_THE PROBLEM:_
Leave out the pictures and copy each record below exactly.

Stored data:
++++++++++
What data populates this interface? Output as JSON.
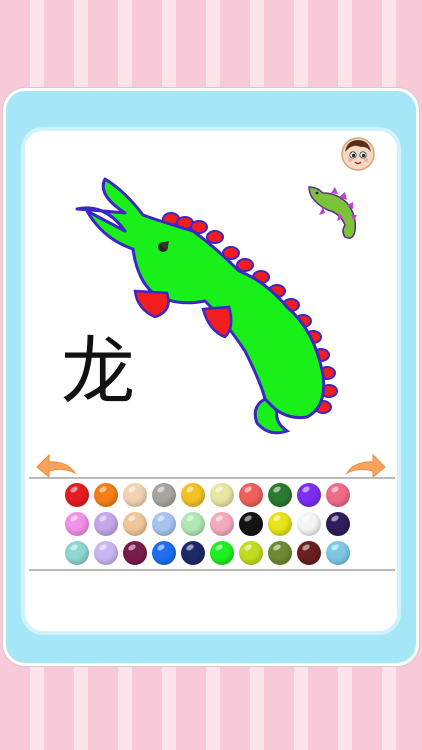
{
  "app": {
    "drawing_text": "龙",
    "colors": {
      "frame": "#a6e7f7",
      "dragon_body": "#19ef19",
      "dragon_outline": "#3d26c7",
      "dragon_spikes": "#f21d1d",
      "small_dragon_body": "#7cc33a",
      "small_dragon_spikes": "#c13fd2"
    }
  },
  "toolbar": {
    "avatar_icon": "boy-face-icon",
    "undo_icon": "curved-arrow-left-icon",
    "redo_icon": "curved-arrow-right-icon"
  },
  "palette": {
    "colors": [
      "#e51c23",
      "#f57f17",
      "#f2d3b4",
      "#a8a4a0",
      "#f3c222",
      "#e9e6a4",
      "#f0605a",
      "#2c7a2f",
      "#7b2ef0",
      "#ee6c89",
      "#f290e8",
      "#c4a7e6",
      "#efc79a",
      "#a7c4f0",
      "#b0e8b4",
      "#f4a9be",
      "#141414",
      "#e8e31a",
      "#f5f5f5",
      "#2f1e5c",
      "#8ed6cf",
      "#cab6f2",
      "#7a1b4d",
      "#1f6ef0",
      "#1d2a6a",
      "#1ff01f",
      "#c2dc23",
      "#6e8b33",
      "#6a2020",
      "#7ec8e6"
    ]
  }
}
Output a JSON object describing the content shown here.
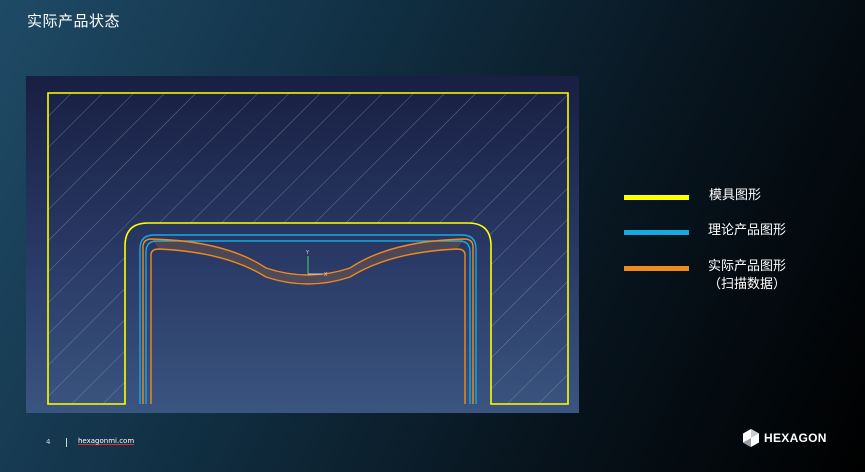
{
  "slide": {
    "title": "实际产品状态",
    "page_number": "4",
    "site": "hexagonmi.com"
  },
  "axis": {
    "y": "Y",
    "x": "X"
  },
  "legend": {
    "items": [
      {
        "label": "模具图形",
        "color": "#ffff00"
      },
      {
        "label": "理论产品图形",
        "color": "#18a8e0"
      },
      {
        "label": "实际产品图形",
        "sublabel": "（扫描数据）",
        "color": "#f08a1e"
      }
    ]
  },
  "brand": {
    "name": "HEXAGON"
  },
  "colors": {
    "hatch": "#8fa0a8",
    "mold": "#ffff00",
    "theory": "#18a8e0",
    "actual": "#f08a1e"
  }
}
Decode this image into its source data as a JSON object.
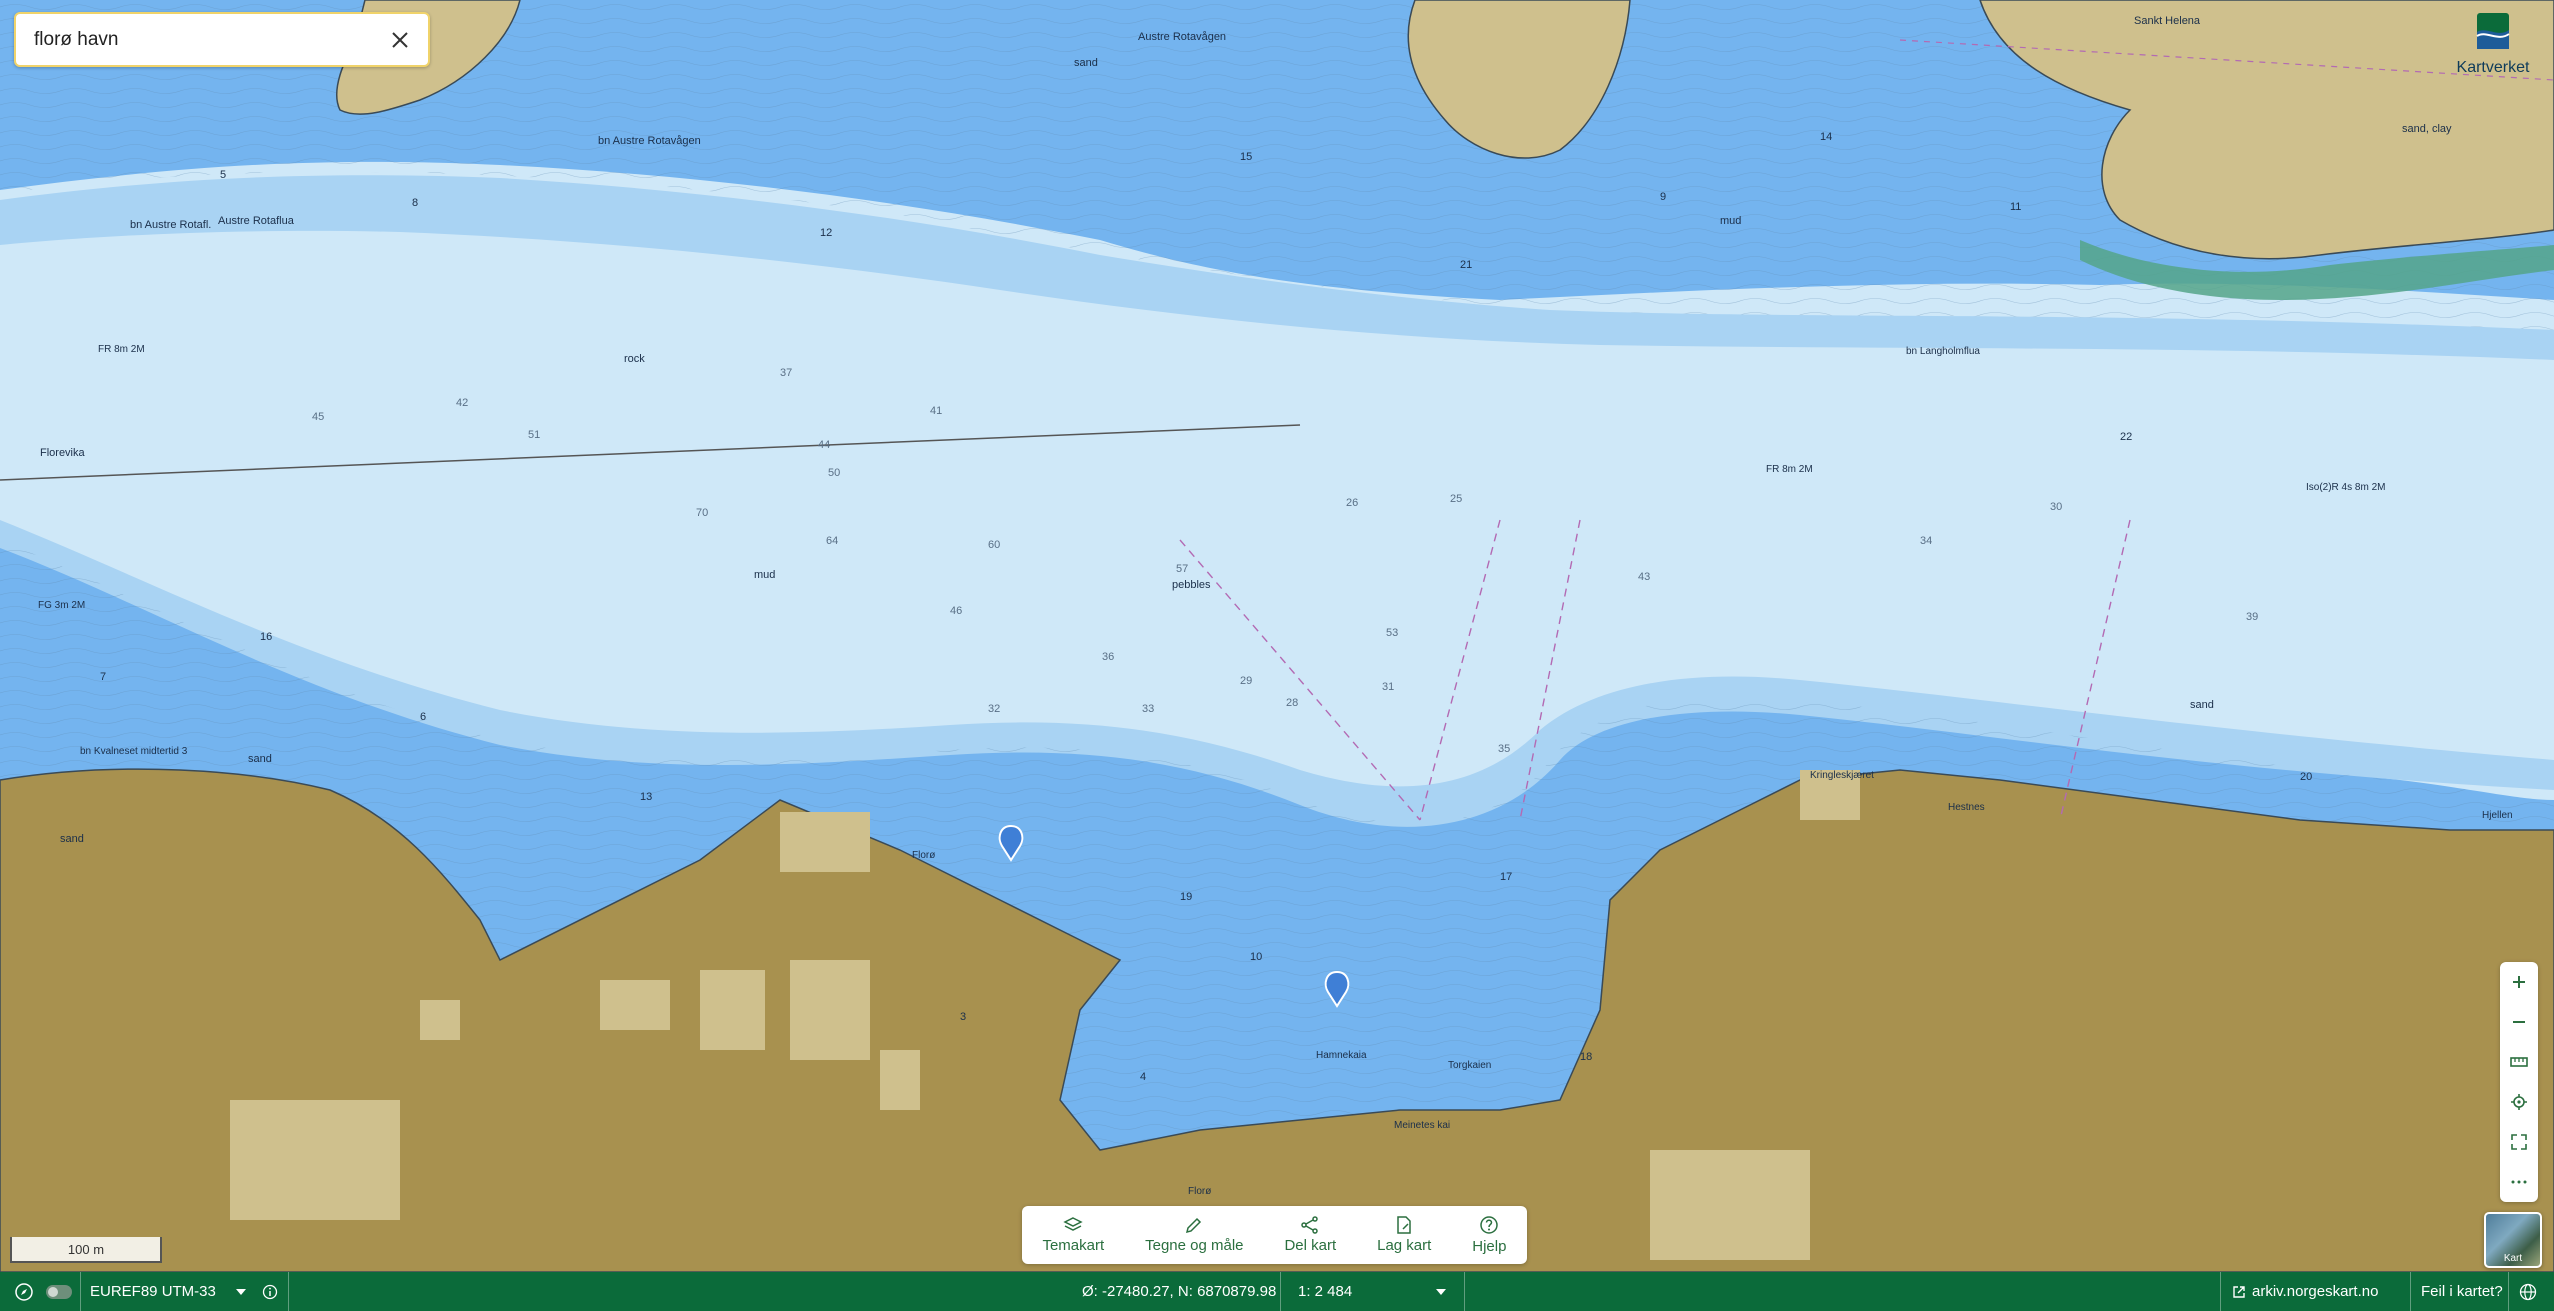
{
  "search": {
    "value": "florø havn",
    "placeholder": ""
  },
  "logo": {
    "text": "Kartverket"
  },
  "map_labels": {
    "sankt_helena": "Sankt Helena",
    "austre_rotavagen": "Austre Rotavågen",
    "bn_austre_rotavagen": "bn Austre Rotavågen",
    "bn_austre_rotafl": "bn Austre Rotafl.",
    "austre_rotaflua": "Austre Rotaflua",
    "florevika": "Florevika",
    "rock": "rock",
    "mud": "mud",
    "mud2": "mud",
    "pebbles": "pebbles",
    "sand": "sand",
    "sand2": "sand",
    "sand3": "sand",
    "sand4": "sand",
    "sand_clay": "sand, clay",
    "fr_8m_2m_left": "FR 8m 2M",
    "fg_3m_2m": "FG 3m 2M",
    "fr_8m_2m_right": "FR 8m 2M",
    "iso_lights": "Iso(2)R 4s 8m 2M",
    "bn_langholmflua": "bn Langholmflua",
    "kvalneset": "bn Kvalneset midtertid 3",
    "floro": "Florø",
    "flora": "Florø",
    "hamnekaia": "Hamnekaia",
    "torgkaien": "Torgkaien",
    "meineteskai": "Meinetes kai",
    "kringleskjaeret": "Kringleskjæret",
    "hestnes": "Hestnes",
    "hjellen": "Hjellen"
  },
  "depths_shallow": [
    "5",
    "8",
    "12",
    "15",
    "21",
    "9",
    "14",
    "11",
    "7",
    "16",
    "6",
    "13",
    "19",
    "10",
    "17",
    "20",
    "4",
    "18",
    "22",
    "3"
  ],
  "depths_deep": [
    "42",
    "45",
    "51",
    "37",
    "41",
    "44",
    "50",
    "70",
    "64",
    "60",
    "57",
    "46",
    "53",
    "36",
    "33",
    "32",
    "31",
    "35",
    "43",
    "34",
    "30",
    "39",
    "29",
    "28",
    "26",
    "25"
  ],
  "scale_bar": {
    "label": "100 m"
  },
  "toolbar": {
    "temakart": "Temakart",
    "tegne": "Tegne og måle",
    "del": "Del kart",
    "lag": "Lag kart",
    "hjelp": "Hjelp"
  },
  "basemap": {
    "label": "Kart"
  },
  "status": {
    "crs": "EUREF89 UTM-33",
    "coords": "Ø: -27480.27, N: 6870879.98",
    "scale": "1: 2 484",
    "link": "arkiv.norgeskart.no",
    "error": "Feil i kartet?"
  },
  "colors": {
    "deep_water": "#cfe8f8",
    "mid_water": "#a9d3f3",
    "shallow_water": "#74b4ef",
    "land": "#cfc08d",
    "urban": "#a8914f",
    "status_bar": "#0b6b3a",
    "accent_green": "#2b6f3f"
  }
}
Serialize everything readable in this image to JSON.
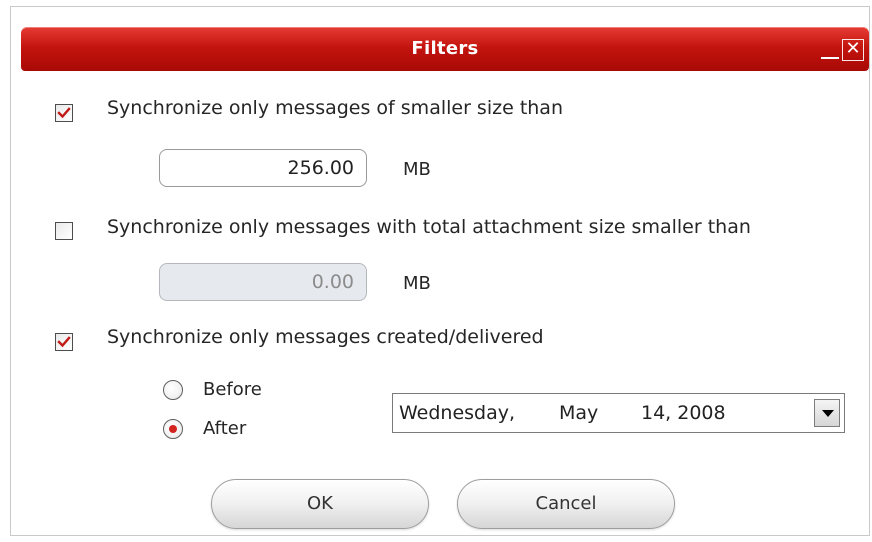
{
  "dialog": {
    "title": "Filters",
    "colors": {
      "titlebar": "#c4150f",
      "accent": "#d2231f"
    }
  },
  "window_controls": {
    "minimize_icon": "minimize-icon",
    "close_icon": "close-icon",
    "close_glyph": "✕"
  },
  "filters": {
    "size": {
      "checked": true,
      "label": "Synchronize only messages of smaller size than",
      "value": "256.00",
      "unit": "MB"
    },
    "attachment": {
      "checked": false,
      "label": "Synchronize only messages with total attachment size smaller than",
      "value": "0.00",
      "unit": "MB"
    },
    "date": {
      "checked": true,
      "label": "Synchronize only messages created/delivered",
      "options": [
        {
          "label": "Before",
          "selected": false
        },
        {
          "label": "After",
          "selected": true
        }
      ],
      "date_weekday": "Wednesday,",
      "date_month": "May",
      "date_day_year": "14, 2008"
    }
  },
  "buttons": {
    "ok": "OK",
    "cancel": "Cancel"
  }
}
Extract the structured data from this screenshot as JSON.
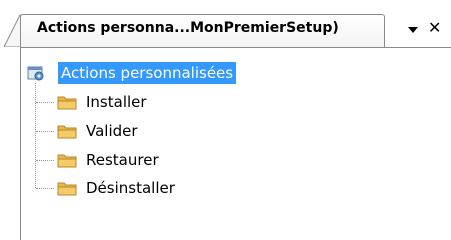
{
  "tab": {
    "title": "Actions personna...MonPremierSetup)",
    "dropdown_icon": "dropdown-arrow-icon",
    "close_label": "✕"
  },
  "tree": {
    "root": {
      "label": "Actions personnalisées",
      "icon": "custom-actions-icon",
      "selected": true
    },
    "children": [
      {
        "label": "Installer",
        "icon": "folder-icon"
      },
      {
        "label": "Valider",
        "icon": "folder-icon"
      },
      {
        "label": "Restaurer",
        "icon": "folder-icon"
      },
      {
        "label": "Désinstaller",
        "icon": "folder-icon"
      }
    ]
  },
  "colors": {
    "selection": "#3399ff",
    "folder": "#e8b84a"
  }
}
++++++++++
_EXPECTED ANSWER:_
What data populates this interface? Output as JSON.
{
  "app": {
    "drawing_text": "龙",
    "colors": {
      "frame": "#a6e7f7",
      "dragon_body": "#19ef19",
      "dragon_outline": "#3d26c7",
      "dragon_spikes": "#f21d1d",
      "small_dragon_body": "#7cc33a",
      "small_dragon_spikes": "#c13fd2"
    }
  },
  "toolbar": {
    "avatar_icon": "boy-face-icon",
    "undo_icon": "curved-arrow-left-icon",
    "redo_icon": "curved-arrow-right-icon"
  },
  "palette": {
    "colors": [
      "#e51c23",
      "#f57f17",
      "#f2d3b4",
      "#a8a4a0",
      "#f3c222",
      "#e9e6a4",
      "#f0605a",
      "#2c7a2f",
      "#7b2ef0",
      "#ee6c89",
      "#f290e8",
      "#c4a7e6",
      "#efc79a",
      "#a7c4f0",
      "#b0e8b4",
      "#f4a9be",
      "#141414",
      "#e8e31a",
      "#f5f5f5",
      "#2f1e5c",
      "#8ed6cf",
      "#cab6f2",
      "#7a1b4d",
      "#1f6ef0",
      "#1d2a6a",
      "#1ff01f",
      "#c2dc23",
      "#6e8b33",
      "#6a2020",
      "#7ec8e6"
    ]
  }
}
Output a JSON object describing the content shown here.
{
  "slide": {
    "title": "实际产品状态",
    "page_number": "4",
    "site": "hexagonmi.com"
  },
  "axis": {
    "y": "Y",
    "x": "X"
  },
  "legend": {
    "items": [
      {
        "label": "模具图形",
        "color": "#ffff00"
      },
      {
        "label": "理论产品图形",
        "color": "#18a8e0"
      },
      {
        "label": "实际产品图形",
        "sublabel": "（扫描数据）",
        "color": "#f08a1e"
      }
    ]
  },
  "brand": {
    "name": "HEXAGON"
  },
  "colors": {
    "hatch": "#8fa0a8",
    "mold": "#ffff00",
    "theory": "#18a8e0",
    "actual": "#f08a1e"
  }
}
Decode this image into its source data as a JSON object.
{
  "search": {
    "value": "florø havn",
    "placeholder": ""
  },
  "logo": {
    "text": "Kartverket"
  },
  "map_labels": {
    "sankt_helena": "Sankt Helena",
    "austre_rotavagen": "Austre Rotavågen",
    "bn_austre_rotavagen": "bn Austre Rotavågen",
    "bn_austre_rotafl": "bn Austre Rotafl.",
    "austre_rotaflua": "Austre Rotaflua",
    "florevika": "Florevika",
    "rock": "rock",
    "mud": "mud",
    "mud2": "mud",
    "pebbles": "pebbles",
    "sand": "sand",
    "sand2": "sand",
    "sand3": "sand",
    "sand4": "sand",
    "sand_clay": "sand, clay",
    "fr_8m_2m_left": "FR 8m 2M",
    "fg_3m_2m": "FG 3m 2M",
    "fr_8m_2m_right": "FR 8m 2M",
    "iso_lights": "Iso(2)R 4s 8m 2M",
    "bn_langholmflua": "bn Langholmflua",
    "kvalneset": "bn Kvalneset midtertid 3",
    "floro": "Florø",
    "flora": "Florø",
    "hamnekaia": "Hamnekaia",
    "torgkaien": "Torgkaien",
    "meineteskai": "Meinetes kai",
    "kringleskjaeret": "Kringleskjæret",
    "hestnes": "Hestnes",
    "hjellen": "Hjellen"
  },
  "depths_shallow": [
    "5",
    "8",
    "12",
    "15",
    "21",
    "9",
    "14",
    "11",
    "7",
    "16",
    "6",
    "13",
    "19",
    "10",
    "17",
    "20",
    "4",
    "18",
    "22",
    "3"
  ],
  "depths_deep": [
    "42",
    "45",
    "51",
    "37",
    "41",
    "44",
    "50",
    "70",
    "64",
    "60",
    "57",
    "46",
    "53",
    "36",
    "33",
    "32",
    "31",
    "35",
    "43",
    "34",
    "30",
    "39",
    "29",
    "28",
    "26",
    "25"
  ],
  "scale_bar": {
    "label": "100 m"
  },
  "toolbar": {
    "temakart": "Temakart",
    "tegne": "Tegne og måle",
    "del": "Del kart",
    "lag": "Lag kart",
    "hjelp": "Hjelp"
  },
  "basemap": {
    "label": "Kart"
  },
  "status": {
    "crs": "EUREF89 UTM-33",
    "coords": "Ø: -27480.27, N: 6870879.98",
    "scale": "1: 2 484",
    "link": "arkiv.norgeskart.no",
    "error": "Feil i kartet?"
  },
  "colors": {
    "deep_water": "#cfe8f8",
    "mid_water": "#a9d3f3",
    "shallow_water": "#74b4ef",
    "land": "#cfc08d",
    "urban": "#a8914f",
    "status_bar": "#0b6b3a",
    "accent_green": "#2b6f3f"
  }
}
Serialize everything readable in this image to JSON.
{
  "dialog": {
    "title": "Filters",
    "colors": {
      "titlebar": "#c4150f",
      "accent": "#d2231f"
    }
  },
  "window_controls": {
    "minimize_icon": "minimize-icon",
    "close_icon": "close-icon",
    "close_glyph": "✕"
  },
  "filters": {
    "size": {
      "checked": true,
      "label": "Synchronize only messages of smaller size than",
      "value": "256.00",
      "unit": "MB"
    },
    "attachment": {
      "checked": false,
      "label": "Synchronize only messages with total attachment size smaller than",
      "value": "0.00",
      "unit": "MB"
    },
    "date": {
      "checked": true,
      "label": "Synchronize only messages created/delivered",
      "options": [
        {
          "label": "Before",
          "selected": false
        },
        {
          "label": "After",
          "selected": true
        }
      ],
      "date_weekday": "Wednesday,",
      "date_month": "May",
      "date_day_year": "14, 2008"
    }
  },
  "buttons": {
    "ok": "OK",
    "cancel": "Cancel"
  }
}
Extract the structured data from this screenshot as JSON.
{
  "tab": {
    "title": "Actions personna...MonPremierSetup)",
    "dropdown_icon": "dropdown-arrow-icon",
    "close_label": "✕"
  },
  "tree": {
    "root": {
      "label": "Actions personnalisées",
      "icon": "custom-actions-icon",
      "selected": true
    },
    "children": [
      {
        "label": "Installer",
        "icon": "folder-icon"
      },
      {
        "label": "Valider",
        "icon": "folder-icon"
      },
      {
        "label": "Restaurer",
        "icon": "folder-icon"
      },
      {
        "label": "Désinstaller",
        "icon": "folder-icon"
      }
    ]
  },
  "colors": {
    "selection": "#3399ff",
    "folder": "#e8b84a"
  }
}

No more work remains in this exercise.